Charles Nuttall

From Wikipedia, the free encyclopedia
Jump to: navigation, search

Charles Nuttall (born James Charles Nuttall;[1] 6 September 1872 – 28 November 1934) was an Australian artist noted for his illustrations.

Nuttall, son of James Charles Nuttall, was born at Fitzroy, Victoria. He received his art training at the National Gallery of Victoria, Melbourne, under Frederick McCubbin[1] and became a contributor of drawings to the Bulletin, Life, and other journals. In 1902 he completed a large monochrome painting of the "Opening of First Commonwealth Parliament". A series of portrait sketches of well-known Australians from studies made for this picture was published in 1902, under the title, Representative Australians. In the same year a small popular book of humorous sketches, Peter Wayback visits the Melbourne Cup, was also published.

In 1905 Nuttall went to the United States, joined the staff of the New York Herald, and contributed to Life, The Century, Harper's, and other periodicals. After a tour in Europe he returned to Australia in 1910, and frequently exhibited drawings and etchings at art exhibitions. He also wrote stories and articles, and was establishing a reputation as a broadcaster when he died at South Yarra, Melbourne, Victoria, on 28 November 1934. His wife survived him but there were no children.
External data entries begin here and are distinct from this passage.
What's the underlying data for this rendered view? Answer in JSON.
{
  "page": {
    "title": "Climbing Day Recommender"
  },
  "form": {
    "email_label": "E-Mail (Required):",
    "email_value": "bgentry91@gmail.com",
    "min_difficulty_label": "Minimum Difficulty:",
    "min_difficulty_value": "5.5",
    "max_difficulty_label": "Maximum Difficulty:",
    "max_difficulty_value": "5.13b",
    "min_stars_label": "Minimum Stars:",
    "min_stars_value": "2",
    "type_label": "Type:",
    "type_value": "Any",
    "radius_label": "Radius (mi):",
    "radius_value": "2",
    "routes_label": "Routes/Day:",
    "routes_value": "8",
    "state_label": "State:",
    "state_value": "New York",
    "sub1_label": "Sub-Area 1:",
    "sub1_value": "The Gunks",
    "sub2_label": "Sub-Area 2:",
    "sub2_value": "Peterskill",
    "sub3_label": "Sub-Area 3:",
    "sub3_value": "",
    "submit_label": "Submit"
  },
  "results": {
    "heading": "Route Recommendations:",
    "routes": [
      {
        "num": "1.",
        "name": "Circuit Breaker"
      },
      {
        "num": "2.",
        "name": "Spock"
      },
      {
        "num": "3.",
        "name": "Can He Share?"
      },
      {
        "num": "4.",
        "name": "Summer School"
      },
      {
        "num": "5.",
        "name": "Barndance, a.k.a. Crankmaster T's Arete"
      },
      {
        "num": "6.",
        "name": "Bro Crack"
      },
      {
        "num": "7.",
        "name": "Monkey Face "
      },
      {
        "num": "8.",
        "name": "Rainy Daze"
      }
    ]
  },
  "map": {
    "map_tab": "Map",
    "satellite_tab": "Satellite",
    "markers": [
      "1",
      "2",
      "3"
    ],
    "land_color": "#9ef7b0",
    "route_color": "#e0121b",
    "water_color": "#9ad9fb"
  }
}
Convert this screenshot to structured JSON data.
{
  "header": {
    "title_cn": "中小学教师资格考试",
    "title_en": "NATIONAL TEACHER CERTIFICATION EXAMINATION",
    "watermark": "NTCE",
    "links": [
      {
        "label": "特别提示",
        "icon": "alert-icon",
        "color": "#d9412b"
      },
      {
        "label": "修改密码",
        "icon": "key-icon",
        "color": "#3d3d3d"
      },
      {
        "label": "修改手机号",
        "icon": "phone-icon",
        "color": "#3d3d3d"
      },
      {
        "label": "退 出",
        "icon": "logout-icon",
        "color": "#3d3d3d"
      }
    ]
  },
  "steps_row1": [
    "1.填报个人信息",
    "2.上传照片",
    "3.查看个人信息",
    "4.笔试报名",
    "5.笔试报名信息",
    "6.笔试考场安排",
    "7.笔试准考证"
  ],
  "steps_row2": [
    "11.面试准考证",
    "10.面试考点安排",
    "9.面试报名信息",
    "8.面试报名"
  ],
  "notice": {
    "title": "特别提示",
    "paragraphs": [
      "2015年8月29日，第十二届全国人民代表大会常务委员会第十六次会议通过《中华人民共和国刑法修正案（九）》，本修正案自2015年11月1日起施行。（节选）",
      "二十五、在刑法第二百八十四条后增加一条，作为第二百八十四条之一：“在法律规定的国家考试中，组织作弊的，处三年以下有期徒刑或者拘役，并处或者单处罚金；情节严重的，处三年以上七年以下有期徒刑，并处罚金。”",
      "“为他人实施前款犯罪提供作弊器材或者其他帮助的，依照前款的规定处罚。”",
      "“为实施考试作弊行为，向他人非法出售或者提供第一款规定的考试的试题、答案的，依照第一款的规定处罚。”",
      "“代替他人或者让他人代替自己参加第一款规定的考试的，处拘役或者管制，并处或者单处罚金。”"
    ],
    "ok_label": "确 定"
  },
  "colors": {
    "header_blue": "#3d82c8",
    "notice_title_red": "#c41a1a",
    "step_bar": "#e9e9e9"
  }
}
  1. ^ a b Palmer, Sheridan (2005). "Nuttall, James Charles (1872–1934)". Australian Dictionary of Biography. Canberra: Australian National University. Retrieved 21 July 2012. 

External links[edit]